***** Input material *****

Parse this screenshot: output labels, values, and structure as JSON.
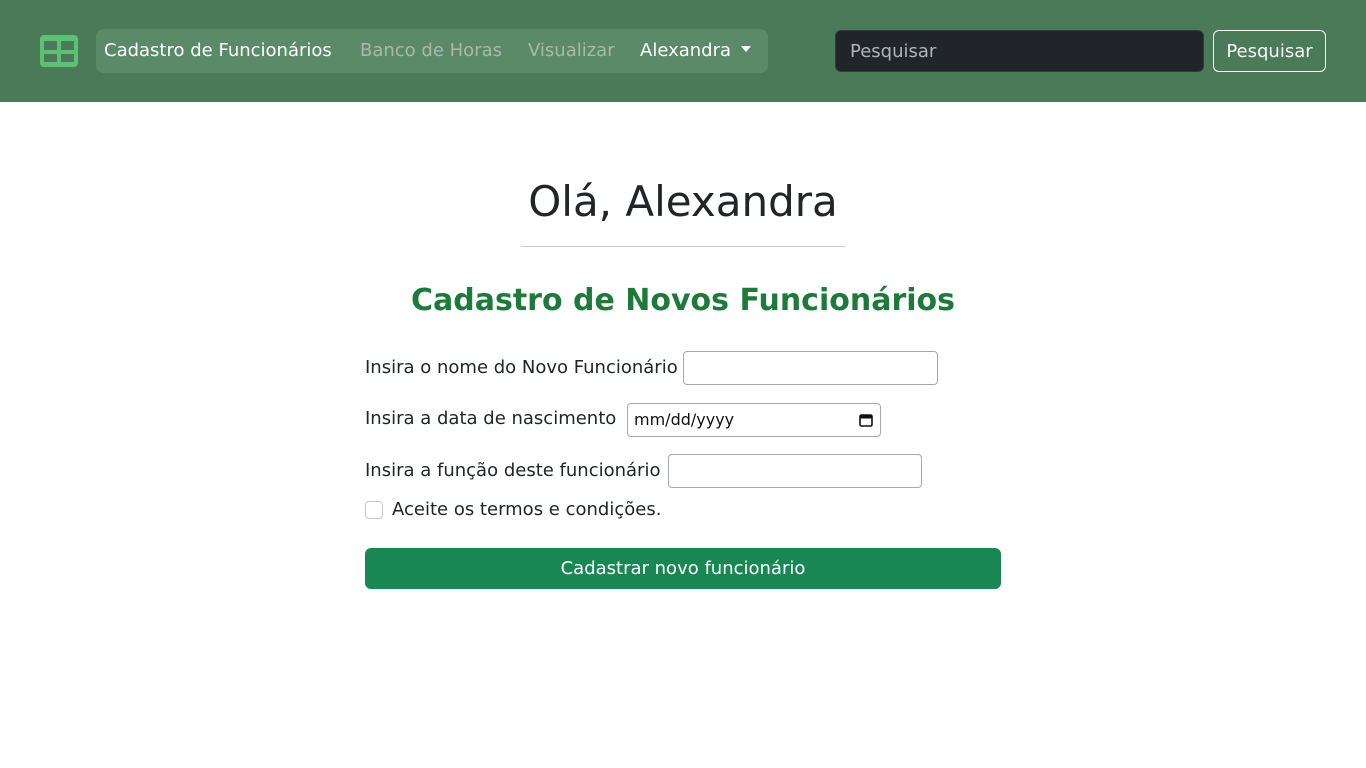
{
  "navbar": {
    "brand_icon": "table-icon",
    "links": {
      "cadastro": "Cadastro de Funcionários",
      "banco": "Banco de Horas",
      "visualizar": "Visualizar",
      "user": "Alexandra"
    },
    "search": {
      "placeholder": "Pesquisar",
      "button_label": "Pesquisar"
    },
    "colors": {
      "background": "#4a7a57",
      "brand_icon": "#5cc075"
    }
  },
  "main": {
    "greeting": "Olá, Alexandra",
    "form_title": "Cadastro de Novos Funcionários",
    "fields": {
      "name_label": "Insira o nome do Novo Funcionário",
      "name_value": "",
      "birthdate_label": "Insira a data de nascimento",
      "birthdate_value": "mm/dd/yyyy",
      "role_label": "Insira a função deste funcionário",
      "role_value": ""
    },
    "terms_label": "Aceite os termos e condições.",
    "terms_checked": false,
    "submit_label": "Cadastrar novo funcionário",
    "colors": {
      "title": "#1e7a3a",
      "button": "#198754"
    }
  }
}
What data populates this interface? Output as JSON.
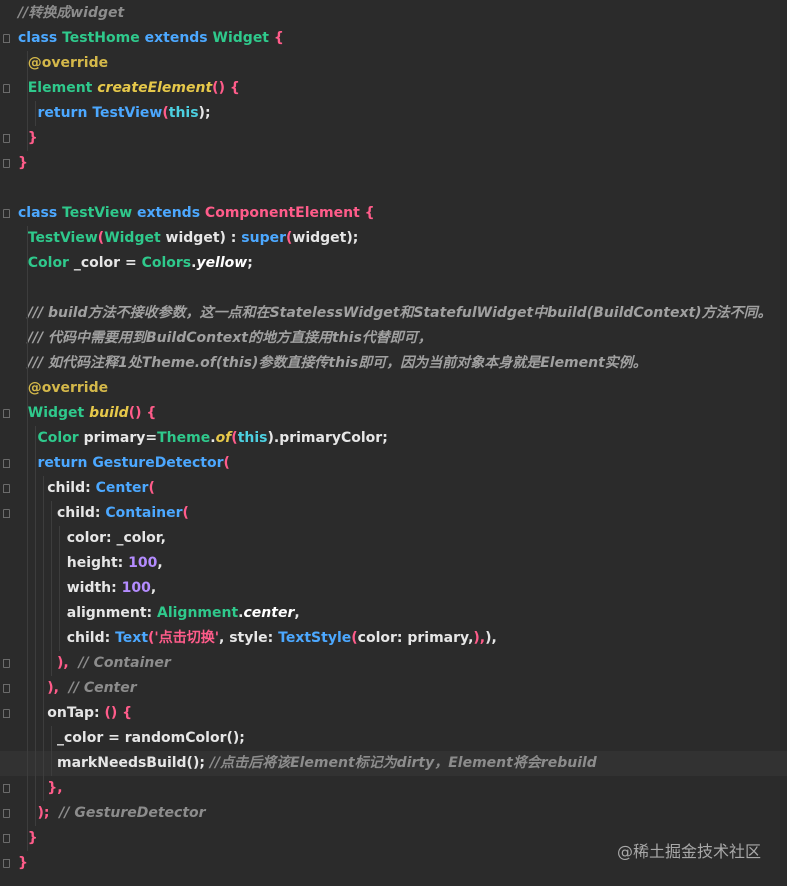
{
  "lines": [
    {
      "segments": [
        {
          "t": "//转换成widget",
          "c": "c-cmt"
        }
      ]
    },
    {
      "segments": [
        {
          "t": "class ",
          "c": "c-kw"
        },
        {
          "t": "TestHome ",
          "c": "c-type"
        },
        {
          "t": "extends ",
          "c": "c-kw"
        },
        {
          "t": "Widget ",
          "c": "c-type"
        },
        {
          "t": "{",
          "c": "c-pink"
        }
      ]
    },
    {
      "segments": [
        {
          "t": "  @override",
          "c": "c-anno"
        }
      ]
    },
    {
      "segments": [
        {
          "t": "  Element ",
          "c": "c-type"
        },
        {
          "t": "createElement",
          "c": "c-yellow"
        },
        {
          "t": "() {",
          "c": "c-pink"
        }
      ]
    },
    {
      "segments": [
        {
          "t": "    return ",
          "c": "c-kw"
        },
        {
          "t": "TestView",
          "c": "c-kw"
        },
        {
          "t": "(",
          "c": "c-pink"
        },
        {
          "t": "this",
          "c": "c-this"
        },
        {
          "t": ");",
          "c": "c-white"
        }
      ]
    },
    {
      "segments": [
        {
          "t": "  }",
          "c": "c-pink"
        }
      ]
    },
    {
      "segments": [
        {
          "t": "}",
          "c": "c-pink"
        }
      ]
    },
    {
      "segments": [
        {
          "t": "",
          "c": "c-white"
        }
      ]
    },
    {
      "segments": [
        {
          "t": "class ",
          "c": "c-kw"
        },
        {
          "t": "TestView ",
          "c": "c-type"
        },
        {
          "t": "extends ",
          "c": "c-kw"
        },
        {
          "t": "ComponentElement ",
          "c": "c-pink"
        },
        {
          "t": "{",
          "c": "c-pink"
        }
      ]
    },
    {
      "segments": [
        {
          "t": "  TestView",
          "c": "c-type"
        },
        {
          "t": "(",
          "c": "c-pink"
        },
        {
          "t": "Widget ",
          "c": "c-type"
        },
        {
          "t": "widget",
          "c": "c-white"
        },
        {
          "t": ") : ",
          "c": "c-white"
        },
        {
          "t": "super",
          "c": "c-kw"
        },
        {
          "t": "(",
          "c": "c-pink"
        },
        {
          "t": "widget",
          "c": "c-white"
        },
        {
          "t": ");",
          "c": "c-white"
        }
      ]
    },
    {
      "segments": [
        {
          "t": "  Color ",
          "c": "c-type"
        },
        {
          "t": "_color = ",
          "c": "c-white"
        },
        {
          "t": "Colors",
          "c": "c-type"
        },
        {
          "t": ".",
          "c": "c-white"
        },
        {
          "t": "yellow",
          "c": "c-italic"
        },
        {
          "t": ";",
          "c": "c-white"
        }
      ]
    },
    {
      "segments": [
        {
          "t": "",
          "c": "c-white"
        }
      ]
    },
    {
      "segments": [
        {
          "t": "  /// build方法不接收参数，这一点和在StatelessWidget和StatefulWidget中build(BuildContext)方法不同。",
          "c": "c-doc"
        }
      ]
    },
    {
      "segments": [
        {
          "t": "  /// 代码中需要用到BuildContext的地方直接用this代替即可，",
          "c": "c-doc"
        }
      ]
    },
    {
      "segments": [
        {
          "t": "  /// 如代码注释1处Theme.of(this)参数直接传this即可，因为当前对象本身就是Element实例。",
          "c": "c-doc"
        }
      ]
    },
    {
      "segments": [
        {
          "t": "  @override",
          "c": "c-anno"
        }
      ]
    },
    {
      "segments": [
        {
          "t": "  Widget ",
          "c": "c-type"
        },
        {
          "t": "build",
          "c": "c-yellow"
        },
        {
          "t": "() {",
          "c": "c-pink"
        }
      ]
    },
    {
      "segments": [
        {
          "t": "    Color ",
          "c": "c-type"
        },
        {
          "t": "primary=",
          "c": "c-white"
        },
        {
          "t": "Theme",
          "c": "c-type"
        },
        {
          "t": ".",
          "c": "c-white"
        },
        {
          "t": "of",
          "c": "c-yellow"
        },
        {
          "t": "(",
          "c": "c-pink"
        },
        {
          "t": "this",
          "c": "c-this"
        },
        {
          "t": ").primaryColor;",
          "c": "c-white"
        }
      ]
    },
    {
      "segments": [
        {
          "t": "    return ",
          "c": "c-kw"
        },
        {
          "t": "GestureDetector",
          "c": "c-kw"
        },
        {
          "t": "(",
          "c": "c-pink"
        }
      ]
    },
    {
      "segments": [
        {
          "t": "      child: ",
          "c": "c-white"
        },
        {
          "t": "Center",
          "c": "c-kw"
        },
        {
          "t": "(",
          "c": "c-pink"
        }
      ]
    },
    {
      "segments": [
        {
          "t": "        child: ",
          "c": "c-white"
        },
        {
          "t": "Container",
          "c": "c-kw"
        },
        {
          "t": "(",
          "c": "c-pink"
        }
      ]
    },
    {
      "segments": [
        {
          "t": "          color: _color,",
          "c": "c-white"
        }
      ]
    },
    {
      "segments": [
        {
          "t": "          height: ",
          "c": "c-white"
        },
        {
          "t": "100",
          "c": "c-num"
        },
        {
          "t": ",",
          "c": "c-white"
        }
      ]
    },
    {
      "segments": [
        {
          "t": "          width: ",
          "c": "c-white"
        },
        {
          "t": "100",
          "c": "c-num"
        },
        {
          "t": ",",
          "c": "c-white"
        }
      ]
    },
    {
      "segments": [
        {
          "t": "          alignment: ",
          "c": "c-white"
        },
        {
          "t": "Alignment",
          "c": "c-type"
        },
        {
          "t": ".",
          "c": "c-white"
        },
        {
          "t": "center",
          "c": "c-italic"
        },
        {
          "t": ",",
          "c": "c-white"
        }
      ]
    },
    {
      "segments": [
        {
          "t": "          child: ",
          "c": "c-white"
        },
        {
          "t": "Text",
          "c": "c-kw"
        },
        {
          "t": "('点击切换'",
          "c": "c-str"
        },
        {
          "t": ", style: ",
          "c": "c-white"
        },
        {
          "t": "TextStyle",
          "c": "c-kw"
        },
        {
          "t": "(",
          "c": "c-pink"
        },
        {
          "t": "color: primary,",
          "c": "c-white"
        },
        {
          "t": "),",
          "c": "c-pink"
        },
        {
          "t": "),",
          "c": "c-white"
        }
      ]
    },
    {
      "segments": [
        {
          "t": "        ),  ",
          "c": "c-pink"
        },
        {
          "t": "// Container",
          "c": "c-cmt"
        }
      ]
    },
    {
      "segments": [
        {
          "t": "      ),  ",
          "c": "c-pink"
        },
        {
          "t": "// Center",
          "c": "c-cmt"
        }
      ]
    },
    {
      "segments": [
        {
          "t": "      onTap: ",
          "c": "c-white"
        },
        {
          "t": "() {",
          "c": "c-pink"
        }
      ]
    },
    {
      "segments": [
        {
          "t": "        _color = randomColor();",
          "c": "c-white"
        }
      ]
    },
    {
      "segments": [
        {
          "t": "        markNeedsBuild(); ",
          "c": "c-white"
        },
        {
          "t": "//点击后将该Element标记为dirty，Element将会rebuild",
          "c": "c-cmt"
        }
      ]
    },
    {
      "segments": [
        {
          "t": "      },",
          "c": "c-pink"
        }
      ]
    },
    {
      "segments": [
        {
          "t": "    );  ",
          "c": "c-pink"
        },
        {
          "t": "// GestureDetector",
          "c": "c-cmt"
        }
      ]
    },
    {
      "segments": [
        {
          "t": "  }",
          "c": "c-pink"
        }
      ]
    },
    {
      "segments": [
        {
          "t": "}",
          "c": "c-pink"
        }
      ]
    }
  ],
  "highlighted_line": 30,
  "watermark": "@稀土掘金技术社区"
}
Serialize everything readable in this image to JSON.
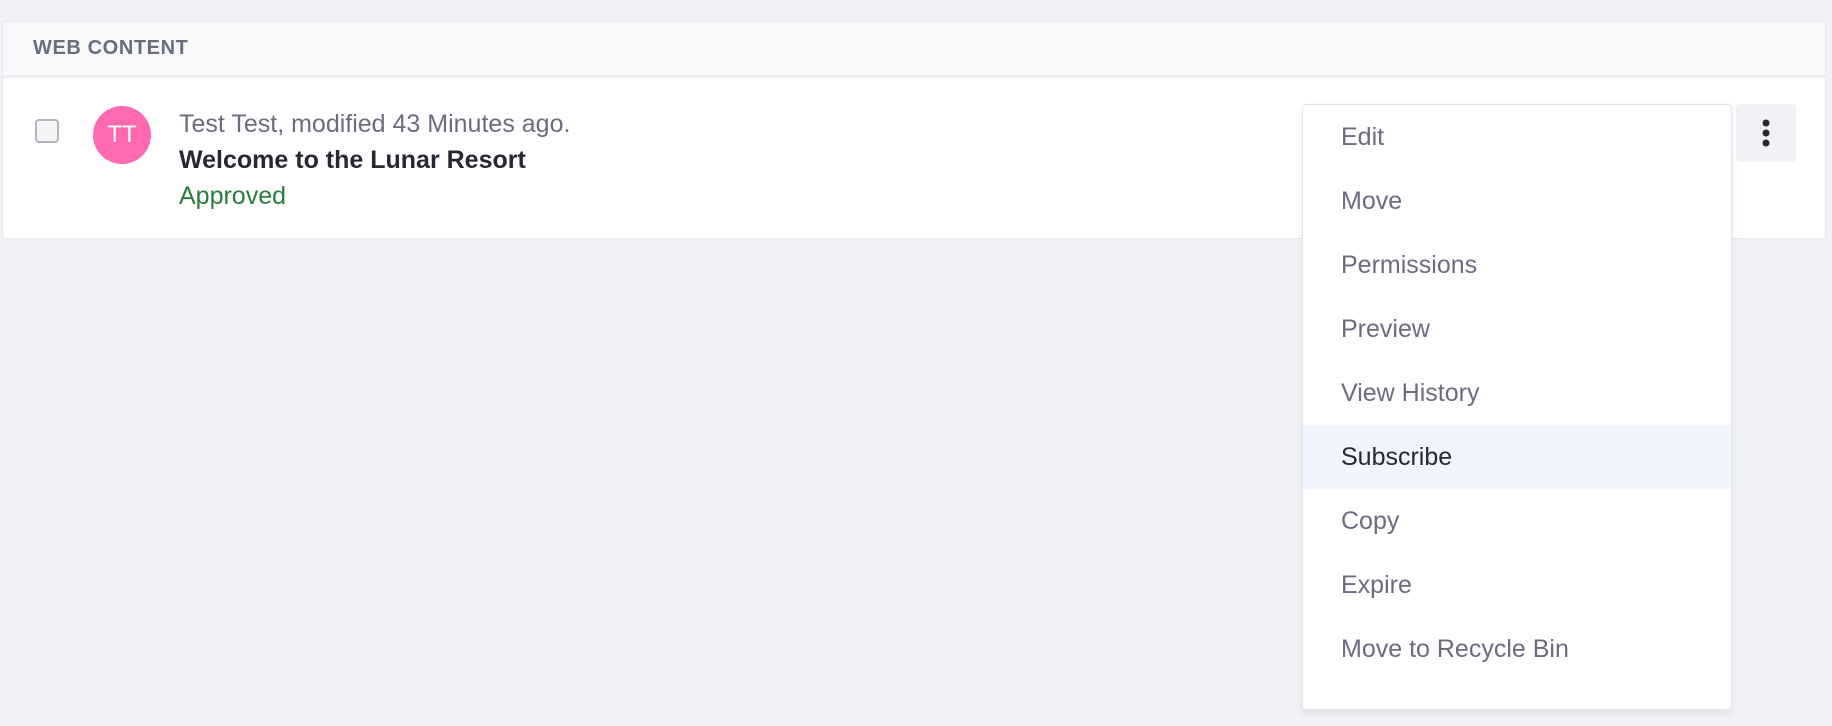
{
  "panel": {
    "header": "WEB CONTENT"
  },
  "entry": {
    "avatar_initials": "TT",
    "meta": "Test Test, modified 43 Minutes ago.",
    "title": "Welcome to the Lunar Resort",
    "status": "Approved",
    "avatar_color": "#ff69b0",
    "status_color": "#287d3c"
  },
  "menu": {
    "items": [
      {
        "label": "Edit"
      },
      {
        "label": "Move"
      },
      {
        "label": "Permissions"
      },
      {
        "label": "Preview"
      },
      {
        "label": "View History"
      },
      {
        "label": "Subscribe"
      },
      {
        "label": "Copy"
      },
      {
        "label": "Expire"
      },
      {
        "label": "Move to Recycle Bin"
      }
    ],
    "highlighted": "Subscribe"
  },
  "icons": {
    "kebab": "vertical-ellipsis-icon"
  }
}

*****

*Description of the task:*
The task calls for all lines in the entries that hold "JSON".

*Task answer:*
Parse this screenshot: output labels, values, and structure as JSON.
What data populates this interface? Output as JSON.
Serialize everything readable in this image to JSON.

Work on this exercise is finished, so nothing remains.